The championships opened Todd’s eyes to international three-day eventing. He juggled his finances, sometimes having to sell his horses, and had a crack at Badminton in 1980. Badminton is the Wimbledon of eventing and Todd was a virtual unknown when he arrived, his mate Nicholson as his groom.
Riding Southern Comfort, Todd was 45th after the dressage, but was one of only three inside the time limit on the cross-country. Going into the final day he was third. When Lucinda Prior-Palmer and Helen Butler came unstuck during the show jumping, Todd was Badminton champion, the first foreigner to win the crown in years. It was his first major victory in a glittering 20-year career at the top.
The highest peaks, certainly in the New Zealand public’s estimation, were his two Olympic gold medals on Charisma, in 1984 and 1988. But Mark Todd had three victories at Badminton – he won again in 1994 and 1996 – and triumphs at Burghley and in many other European events. He twice helped New Zealand teams to win world titles. He gained a reputation for being able to hop on to an unfamiliar horse and turn in a champion performance. Briton Karen Dixon, a strong rival, said: “He could make a donkey jump 10 feet.”
Mark Todd was named Rider of the Century by the International Equestrian Federation. As one of his great rivals, Lucinda Green, once famously said: “Todd could win Badminton on a skateboard.”
His Olympic victory at Los Angeles in 1984 was his most dramatic. Entering the show jumping he was lying second behind American Karen Stives. Charisma, not always the safest of jumpers, went clear and then Todd waited while Stives entered the show jumping arena. Puffing away on a cigarette, Todd twitched nervously until Stives hit the second-last fence and Todd was the Olympic champion.
Todd and 16-year-old Charisma, or Podge, as Todd called him, defended the title magnificently at Seoul in 1988, outclassing the field in searchingly hot conditions. When the gold was Todd’s, Television commentator Brian O’Flaherty injected famously: “That’s two for Todd and Todd for two.” Besides winning the gold medal at Seoul, Todd was part of the bronze medal-winning New Zealand three-day eventing team, and competed in the show jumping, finishing 26th on Bago.
He had forgettable moments at the Olympics, too, besides the 1980 boycott. In 1992, the year he was the New Zealand team flag-bearer, his horse, Welton Greylag, broke down during the competition. He rode Double Take to 37th in the show jumping that year. At Atlanta four years later Kayem was ruled out on medical grounds.

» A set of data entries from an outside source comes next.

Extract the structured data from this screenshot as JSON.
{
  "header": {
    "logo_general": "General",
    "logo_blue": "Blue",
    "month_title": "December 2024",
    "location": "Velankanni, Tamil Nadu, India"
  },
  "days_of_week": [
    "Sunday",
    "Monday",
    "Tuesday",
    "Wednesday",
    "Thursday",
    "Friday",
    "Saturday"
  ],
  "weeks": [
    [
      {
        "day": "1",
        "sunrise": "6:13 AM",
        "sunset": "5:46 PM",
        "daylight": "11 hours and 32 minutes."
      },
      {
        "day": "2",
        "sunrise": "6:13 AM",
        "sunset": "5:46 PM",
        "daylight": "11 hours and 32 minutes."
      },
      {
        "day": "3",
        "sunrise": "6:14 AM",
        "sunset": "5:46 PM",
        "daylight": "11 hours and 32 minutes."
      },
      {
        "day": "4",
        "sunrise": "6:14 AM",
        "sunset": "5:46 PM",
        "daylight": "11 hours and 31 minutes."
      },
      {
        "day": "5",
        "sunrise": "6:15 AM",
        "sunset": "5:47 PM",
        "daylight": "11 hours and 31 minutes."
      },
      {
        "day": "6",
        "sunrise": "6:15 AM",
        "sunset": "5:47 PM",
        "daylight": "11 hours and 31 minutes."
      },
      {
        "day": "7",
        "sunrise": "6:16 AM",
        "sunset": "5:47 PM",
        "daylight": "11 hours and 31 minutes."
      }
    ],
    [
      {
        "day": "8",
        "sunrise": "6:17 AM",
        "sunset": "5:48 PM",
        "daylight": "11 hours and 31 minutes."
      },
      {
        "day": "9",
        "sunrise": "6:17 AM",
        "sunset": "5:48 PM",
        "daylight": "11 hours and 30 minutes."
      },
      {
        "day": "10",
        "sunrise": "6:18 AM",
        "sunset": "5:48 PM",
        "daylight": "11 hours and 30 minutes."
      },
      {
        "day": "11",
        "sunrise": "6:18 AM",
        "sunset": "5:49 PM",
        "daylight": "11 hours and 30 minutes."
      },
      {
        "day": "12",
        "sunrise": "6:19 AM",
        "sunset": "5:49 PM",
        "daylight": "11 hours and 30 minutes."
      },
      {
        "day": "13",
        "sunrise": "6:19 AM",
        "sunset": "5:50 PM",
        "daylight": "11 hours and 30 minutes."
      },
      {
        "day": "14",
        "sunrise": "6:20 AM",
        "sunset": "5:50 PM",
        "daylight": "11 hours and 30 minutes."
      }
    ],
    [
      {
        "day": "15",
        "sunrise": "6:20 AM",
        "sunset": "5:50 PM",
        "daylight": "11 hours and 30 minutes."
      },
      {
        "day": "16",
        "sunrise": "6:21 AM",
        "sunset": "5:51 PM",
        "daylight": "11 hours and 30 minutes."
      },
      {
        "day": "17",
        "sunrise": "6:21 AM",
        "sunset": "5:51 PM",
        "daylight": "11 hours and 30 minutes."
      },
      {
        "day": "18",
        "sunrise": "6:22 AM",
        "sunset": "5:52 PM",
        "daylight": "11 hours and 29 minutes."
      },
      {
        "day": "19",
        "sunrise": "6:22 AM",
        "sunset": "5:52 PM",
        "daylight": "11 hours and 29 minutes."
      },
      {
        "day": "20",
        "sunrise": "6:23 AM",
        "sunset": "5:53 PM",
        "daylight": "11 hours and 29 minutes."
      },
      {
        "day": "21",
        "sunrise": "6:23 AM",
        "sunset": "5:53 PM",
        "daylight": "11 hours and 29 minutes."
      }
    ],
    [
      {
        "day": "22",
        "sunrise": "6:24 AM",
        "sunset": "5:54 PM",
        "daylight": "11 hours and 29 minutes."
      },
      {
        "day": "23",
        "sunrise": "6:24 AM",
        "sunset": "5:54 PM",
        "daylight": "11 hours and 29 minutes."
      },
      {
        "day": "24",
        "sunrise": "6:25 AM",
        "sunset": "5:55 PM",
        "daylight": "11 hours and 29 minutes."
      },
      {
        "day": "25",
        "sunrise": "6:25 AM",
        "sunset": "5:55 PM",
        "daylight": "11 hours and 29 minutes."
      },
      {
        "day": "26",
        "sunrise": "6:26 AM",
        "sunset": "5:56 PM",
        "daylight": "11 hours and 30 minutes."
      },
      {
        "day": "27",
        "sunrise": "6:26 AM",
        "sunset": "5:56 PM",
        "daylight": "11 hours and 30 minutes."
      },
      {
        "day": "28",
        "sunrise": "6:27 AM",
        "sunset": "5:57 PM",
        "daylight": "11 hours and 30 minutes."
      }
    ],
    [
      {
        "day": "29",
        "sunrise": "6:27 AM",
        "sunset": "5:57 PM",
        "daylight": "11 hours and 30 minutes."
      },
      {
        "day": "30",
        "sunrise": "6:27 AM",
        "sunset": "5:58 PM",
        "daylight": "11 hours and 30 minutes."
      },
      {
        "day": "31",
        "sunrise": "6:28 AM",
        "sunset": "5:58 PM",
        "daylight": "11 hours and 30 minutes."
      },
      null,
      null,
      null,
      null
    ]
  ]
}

Mark Todd was looking to close his career on a high at the 2000 Sydney and brought some cheer to a tough Olympics for New Zealand when he rode Eyespy II to a bronze medal in the three-day eventing, giving him an Olympic collection of two golds and two bronzes.
Shortly after the Sydney Olympics, Mark Todd returned to New Zealand. He has remained closely involved with three-day eventing and was one of the New Zealand Olympic team coaches at Athens in 2004.
He won the Halberg Award in 1988 and was inducted into the New Zealand Sports Hall of Fame in 1993.